**WHAT YOU HAVE TO DO:** The answer is the set of lines that include "color", copied from the data below.
───── RECORDS SHOWN ─────
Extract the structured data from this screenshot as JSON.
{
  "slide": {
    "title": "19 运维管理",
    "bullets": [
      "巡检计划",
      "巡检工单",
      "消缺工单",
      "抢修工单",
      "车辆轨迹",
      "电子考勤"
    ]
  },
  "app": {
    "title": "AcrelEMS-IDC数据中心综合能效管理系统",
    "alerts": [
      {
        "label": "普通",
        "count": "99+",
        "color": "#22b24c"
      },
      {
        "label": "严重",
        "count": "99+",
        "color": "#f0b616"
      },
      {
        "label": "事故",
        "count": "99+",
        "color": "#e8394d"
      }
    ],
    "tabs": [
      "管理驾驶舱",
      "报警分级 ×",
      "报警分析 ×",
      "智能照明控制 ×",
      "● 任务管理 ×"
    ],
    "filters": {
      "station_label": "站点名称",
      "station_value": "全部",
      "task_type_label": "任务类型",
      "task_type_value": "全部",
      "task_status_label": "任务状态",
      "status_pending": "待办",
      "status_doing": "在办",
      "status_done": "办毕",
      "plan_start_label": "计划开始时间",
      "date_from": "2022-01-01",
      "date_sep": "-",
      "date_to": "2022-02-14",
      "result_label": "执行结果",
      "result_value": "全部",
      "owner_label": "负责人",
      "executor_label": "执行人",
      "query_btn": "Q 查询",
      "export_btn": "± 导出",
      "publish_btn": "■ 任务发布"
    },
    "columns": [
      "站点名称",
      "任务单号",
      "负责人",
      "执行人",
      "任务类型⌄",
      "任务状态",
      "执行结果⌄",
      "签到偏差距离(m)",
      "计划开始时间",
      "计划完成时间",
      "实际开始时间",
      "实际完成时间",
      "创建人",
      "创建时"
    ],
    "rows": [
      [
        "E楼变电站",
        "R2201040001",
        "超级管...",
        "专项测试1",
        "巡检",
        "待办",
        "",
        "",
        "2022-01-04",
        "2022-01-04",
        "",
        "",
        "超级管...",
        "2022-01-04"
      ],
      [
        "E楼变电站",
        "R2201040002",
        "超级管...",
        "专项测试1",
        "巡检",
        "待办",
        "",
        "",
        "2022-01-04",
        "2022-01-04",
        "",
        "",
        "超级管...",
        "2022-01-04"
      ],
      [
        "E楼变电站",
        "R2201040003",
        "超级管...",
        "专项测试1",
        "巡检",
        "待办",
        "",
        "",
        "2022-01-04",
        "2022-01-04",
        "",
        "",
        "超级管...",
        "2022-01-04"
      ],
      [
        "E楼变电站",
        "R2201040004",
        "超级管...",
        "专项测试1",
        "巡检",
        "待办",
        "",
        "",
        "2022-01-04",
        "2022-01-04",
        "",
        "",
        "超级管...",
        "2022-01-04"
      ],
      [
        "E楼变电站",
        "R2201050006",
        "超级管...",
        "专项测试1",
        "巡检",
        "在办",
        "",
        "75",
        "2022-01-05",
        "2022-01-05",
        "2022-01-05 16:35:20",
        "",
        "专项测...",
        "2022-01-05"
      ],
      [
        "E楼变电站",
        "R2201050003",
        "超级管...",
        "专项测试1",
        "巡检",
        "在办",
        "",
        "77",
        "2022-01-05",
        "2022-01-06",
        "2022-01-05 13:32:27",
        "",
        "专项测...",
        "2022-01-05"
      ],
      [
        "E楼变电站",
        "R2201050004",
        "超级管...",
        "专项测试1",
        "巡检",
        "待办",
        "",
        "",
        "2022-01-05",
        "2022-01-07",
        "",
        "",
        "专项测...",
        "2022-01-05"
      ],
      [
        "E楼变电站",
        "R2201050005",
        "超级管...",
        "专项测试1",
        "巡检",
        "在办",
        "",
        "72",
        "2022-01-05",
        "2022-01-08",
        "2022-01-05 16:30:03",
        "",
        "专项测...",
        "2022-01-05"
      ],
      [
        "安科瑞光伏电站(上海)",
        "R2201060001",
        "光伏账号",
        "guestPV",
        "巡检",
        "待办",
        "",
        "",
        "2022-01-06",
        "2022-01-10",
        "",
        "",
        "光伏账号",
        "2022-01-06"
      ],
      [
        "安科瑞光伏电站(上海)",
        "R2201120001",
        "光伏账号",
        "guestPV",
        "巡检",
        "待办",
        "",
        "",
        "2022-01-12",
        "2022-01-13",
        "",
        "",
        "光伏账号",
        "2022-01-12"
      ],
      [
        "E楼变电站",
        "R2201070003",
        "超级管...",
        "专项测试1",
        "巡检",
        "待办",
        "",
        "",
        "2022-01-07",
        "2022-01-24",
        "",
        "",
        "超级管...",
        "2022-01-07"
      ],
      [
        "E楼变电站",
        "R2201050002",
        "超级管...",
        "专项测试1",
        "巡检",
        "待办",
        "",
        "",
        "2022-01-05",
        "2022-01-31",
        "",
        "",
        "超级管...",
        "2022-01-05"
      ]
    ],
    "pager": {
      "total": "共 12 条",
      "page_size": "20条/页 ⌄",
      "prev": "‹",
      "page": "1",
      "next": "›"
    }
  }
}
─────
**TASK ANSWER:**
        "color": "#22b24c"
        "color": "#f0b616"
        "color": "#e8394d"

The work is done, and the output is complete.